== DATA FOR THE TASK

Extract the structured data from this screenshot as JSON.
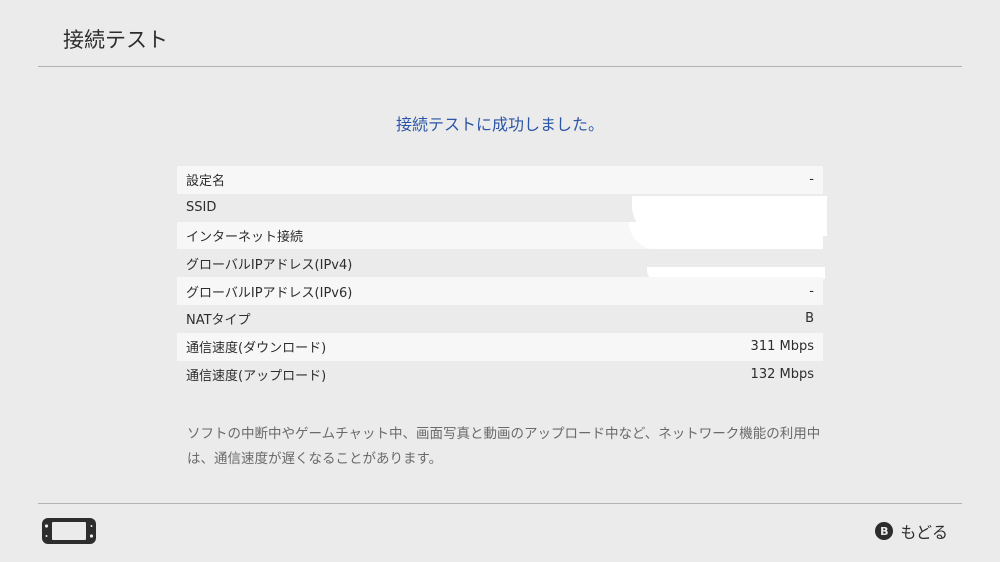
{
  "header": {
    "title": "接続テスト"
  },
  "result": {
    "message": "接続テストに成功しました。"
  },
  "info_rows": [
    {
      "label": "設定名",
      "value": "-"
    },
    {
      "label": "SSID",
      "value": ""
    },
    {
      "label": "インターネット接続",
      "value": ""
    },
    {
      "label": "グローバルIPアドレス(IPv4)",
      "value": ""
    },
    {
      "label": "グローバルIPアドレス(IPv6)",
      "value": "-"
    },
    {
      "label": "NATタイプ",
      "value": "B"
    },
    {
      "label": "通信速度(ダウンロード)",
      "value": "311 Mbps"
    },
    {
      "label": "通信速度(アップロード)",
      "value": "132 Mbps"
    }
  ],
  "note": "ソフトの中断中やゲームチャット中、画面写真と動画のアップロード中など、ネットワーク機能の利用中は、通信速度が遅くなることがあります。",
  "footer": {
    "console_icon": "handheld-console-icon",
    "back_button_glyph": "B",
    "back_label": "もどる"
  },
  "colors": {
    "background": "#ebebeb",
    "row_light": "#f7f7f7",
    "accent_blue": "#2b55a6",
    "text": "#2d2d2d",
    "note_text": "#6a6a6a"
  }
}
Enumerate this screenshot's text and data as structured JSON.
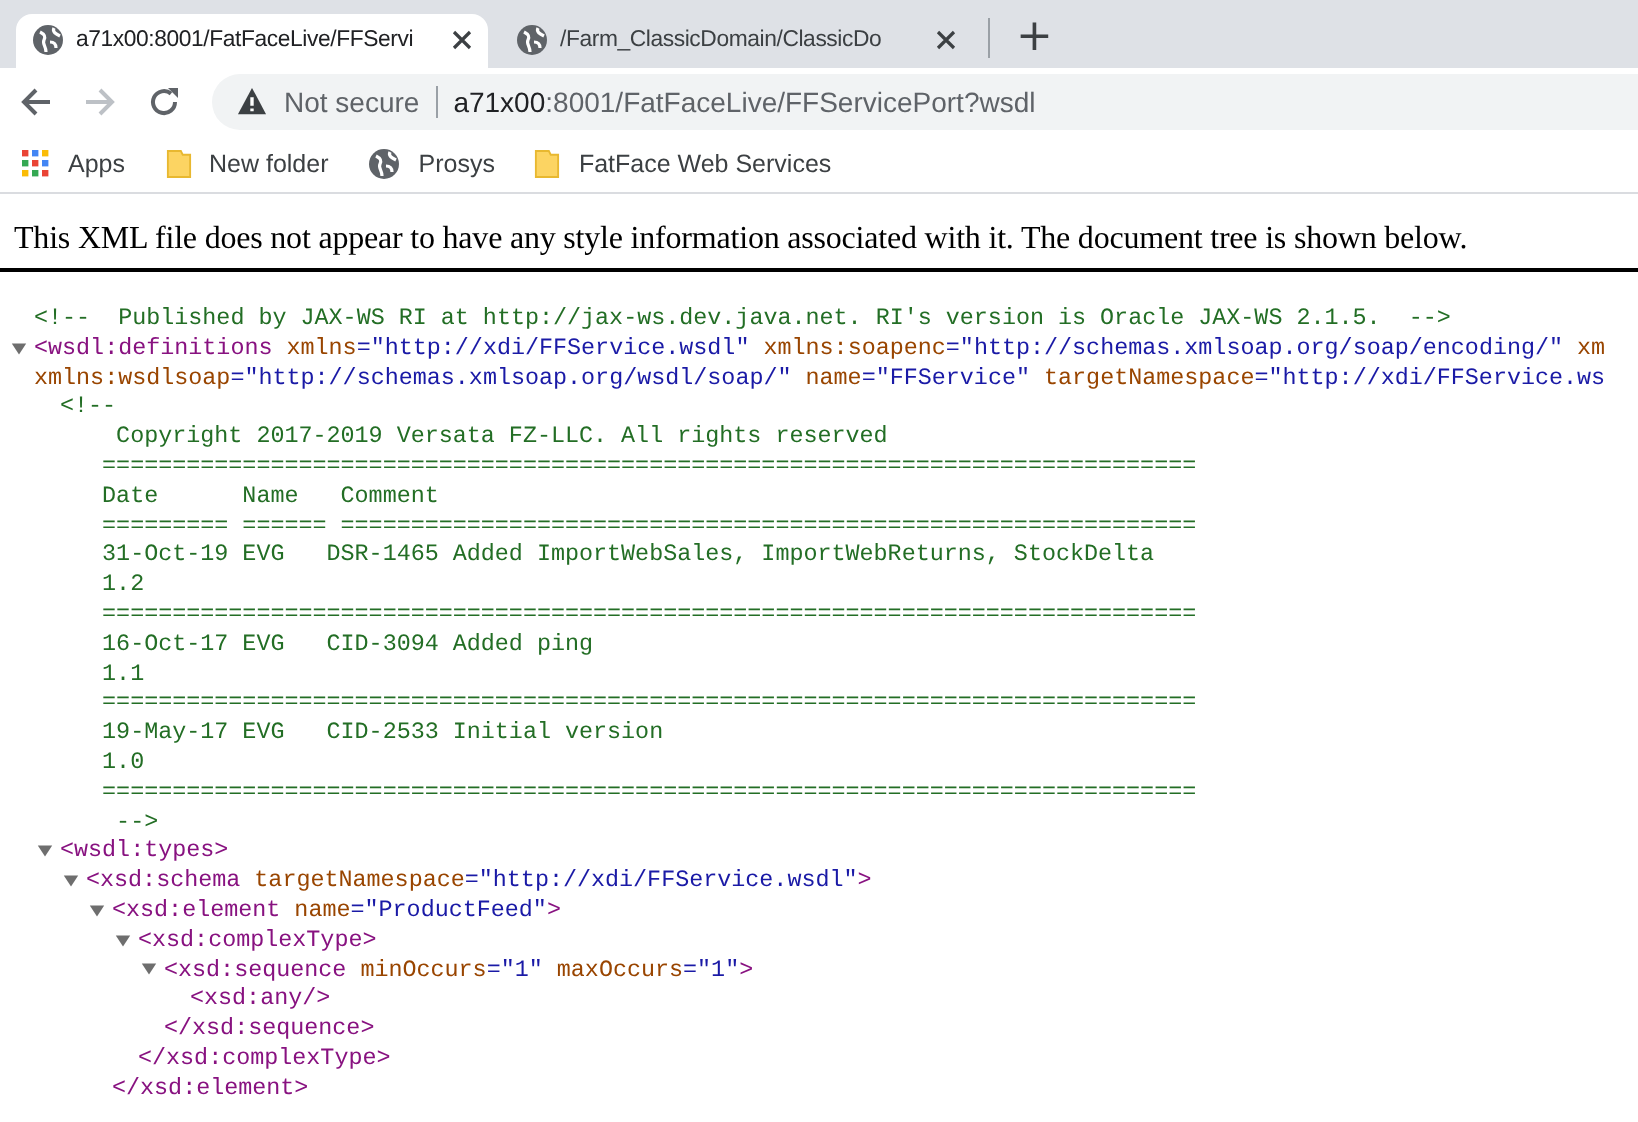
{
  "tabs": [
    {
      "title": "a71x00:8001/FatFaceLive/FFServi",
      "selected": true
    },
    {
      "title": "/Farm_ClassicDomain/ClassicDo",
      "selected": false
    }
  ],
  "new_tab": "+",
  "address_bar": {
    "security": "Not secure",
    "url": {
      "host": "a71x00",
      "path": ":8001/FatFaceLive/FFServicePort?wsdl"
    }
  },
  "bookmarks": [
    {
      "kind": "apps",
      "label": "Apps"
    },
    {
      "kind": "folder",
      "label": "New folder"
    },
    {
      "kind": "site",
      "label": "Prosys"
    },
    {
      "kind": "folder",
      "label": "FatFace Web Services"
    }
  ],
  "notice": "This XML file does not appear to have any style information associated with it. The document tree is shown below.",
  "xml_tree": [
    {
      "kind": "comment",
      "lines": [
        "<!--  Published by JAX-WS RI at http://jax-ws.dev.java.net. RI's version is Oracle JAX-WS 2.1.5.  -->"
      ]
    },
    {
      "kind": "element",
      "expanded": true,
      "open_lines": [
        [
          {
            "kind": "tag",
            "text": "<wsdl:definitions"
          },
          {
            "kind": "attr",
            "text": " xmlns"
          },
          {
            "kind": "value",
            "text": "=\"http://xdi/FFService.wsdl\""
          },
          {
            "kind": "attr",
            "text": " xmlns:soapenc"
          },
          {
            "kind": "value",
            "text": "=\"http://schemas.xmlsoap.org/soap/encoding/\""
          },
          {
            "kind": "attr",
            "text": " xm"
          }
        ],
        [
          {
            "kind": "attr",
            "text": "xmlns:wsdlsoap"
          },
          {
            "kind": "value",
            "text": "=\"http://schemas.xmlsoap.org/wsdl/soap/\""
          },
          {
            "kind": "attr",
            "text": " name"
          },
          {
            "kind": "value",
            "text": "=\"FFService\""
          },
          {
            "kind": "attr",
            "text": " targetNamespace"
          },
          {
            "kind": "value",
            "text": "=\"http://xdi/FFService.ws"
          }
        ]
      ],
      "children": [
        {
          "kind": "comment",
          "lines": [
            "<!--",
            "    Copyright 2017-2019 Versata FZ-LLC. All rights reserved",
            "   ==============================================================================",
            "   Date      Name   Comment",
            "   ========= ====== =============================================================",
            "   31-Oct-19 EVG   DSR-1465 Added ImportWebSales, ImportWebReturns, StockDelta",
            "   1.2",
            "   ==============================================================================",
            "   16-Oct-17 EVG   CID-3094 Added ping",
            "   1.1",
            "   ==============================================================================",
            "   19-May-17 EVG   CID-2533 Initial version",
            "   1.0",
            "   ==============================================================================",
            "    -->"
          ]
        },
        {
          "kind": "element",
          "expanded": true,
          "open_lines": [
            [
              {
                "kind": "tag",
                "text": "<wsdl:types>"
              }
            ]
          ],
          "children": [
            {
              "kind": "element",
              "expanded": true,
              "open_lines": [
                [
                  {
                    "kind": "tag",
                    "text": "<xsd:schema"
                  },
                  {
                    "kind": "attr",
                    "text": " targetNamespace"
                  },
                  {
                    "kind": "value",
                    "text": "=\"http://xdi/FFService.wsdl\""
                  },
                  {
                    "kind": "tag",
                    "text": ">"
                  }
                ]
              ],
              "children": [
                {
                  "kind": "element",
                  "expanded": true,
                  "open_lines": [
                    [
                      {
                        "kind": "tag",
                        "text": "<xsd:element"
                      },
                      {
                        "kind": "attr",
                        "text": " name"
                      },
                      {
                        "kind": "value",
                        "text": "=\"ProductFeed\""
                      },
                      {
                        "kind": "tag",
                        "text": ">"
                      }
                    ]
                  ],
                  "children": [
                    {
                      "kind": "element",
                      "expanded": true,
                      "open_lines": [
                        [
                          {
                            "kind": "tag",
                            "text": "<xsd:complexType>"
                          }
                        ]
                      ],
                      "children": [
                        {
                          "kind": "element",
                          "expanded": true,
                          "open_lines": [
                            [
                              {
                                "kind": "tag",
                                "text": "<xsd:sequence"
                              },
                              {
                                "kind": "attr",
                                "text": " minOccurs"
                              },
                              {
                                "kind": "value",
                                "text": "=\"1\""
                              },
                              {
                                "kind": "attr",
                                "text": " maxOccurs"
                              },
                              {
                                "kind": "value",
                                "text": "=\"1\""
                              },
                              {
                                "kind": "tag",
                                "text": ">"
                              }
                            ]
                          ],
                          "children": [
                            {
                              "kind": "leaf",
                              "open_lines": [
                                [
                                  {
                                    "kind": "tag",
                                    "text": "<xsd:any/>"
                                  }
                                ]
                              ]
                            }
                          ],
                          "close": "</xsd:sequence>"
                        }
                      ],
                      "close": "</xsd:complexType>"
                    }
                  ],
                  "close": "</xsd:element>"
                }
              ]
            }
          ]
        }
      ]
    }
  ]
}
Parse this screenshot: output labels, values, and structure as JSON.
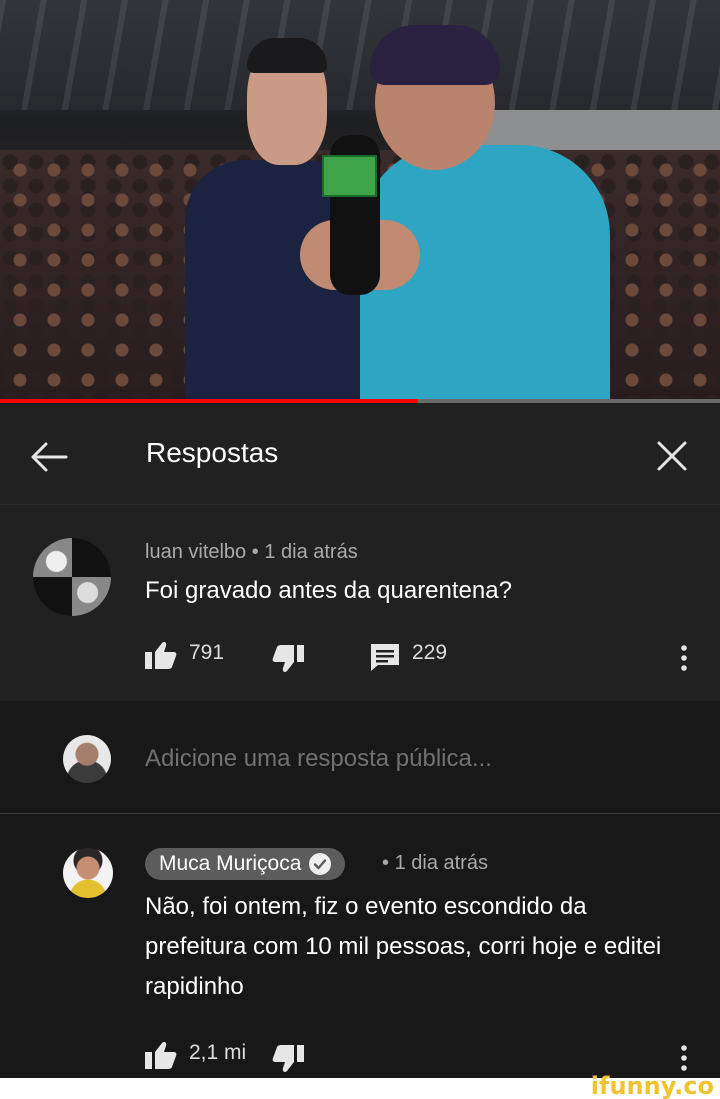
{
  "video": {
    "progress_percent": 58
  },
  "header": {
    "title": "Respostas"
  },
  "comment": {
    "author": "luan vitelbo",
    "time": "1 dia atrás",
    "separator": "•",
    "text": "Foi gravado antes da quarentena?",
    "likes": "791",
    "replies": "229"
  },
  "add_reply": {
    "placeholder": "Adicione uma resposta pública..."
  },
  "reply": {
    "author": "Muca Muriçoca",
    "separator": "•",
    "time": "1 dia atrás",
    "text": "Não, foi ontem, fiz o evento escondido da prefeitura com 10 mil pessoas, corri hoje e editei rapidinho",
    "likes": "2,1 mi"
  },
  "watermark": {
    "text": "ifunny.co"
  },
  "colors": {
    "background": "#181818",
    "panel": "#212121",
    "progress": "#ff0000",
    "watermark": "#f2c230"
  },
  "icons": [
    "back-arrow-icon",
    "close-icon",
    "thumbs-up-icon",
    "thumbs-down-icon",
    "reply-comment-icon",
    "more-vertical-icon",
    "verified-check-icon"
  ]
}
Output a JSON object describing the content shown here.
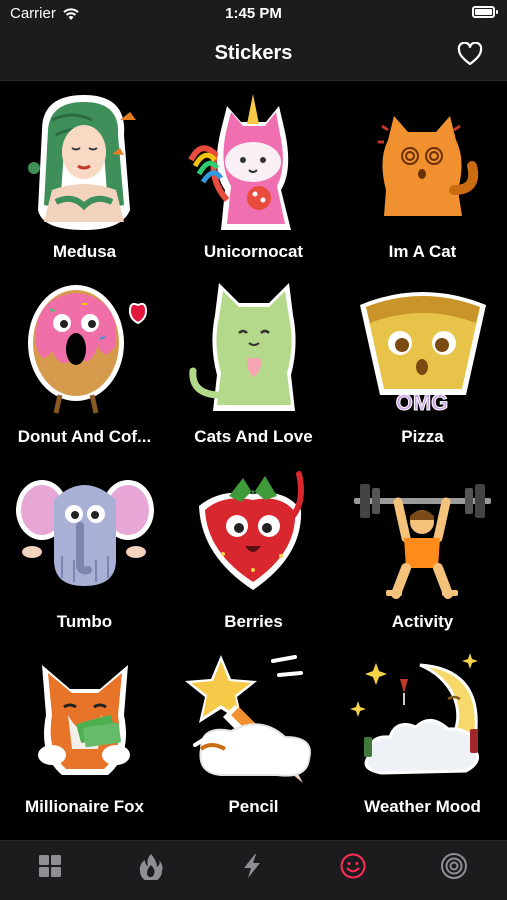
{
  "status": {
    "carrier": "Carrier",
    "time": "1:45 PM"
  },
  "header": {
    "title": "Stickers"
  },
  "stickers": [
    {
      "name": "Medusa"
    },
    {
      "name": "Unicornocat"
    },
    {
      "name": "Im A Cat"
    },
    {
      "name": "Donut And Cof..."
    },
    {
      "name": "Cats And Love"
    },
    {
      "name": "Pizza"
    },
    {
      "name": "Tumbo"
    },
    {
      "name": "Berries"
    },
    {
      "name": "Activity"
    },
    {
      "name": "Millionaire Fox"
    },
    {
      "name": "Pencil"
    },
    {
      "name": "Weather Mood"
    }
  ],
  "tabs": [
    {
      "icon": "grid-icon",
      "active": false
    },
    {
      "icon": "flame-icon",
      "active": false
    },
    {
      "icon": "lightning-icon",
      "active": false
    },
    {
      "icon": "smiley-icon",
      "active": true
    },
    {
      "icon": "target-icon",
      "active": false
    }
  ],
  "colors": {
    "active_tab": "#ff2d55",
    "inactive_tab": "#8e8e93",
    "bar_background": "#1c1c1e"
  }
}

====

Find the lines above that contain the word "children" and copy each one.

      "children": [
          "children": [
              "children": [
                  "children": [
                      "children": [
                          "children": [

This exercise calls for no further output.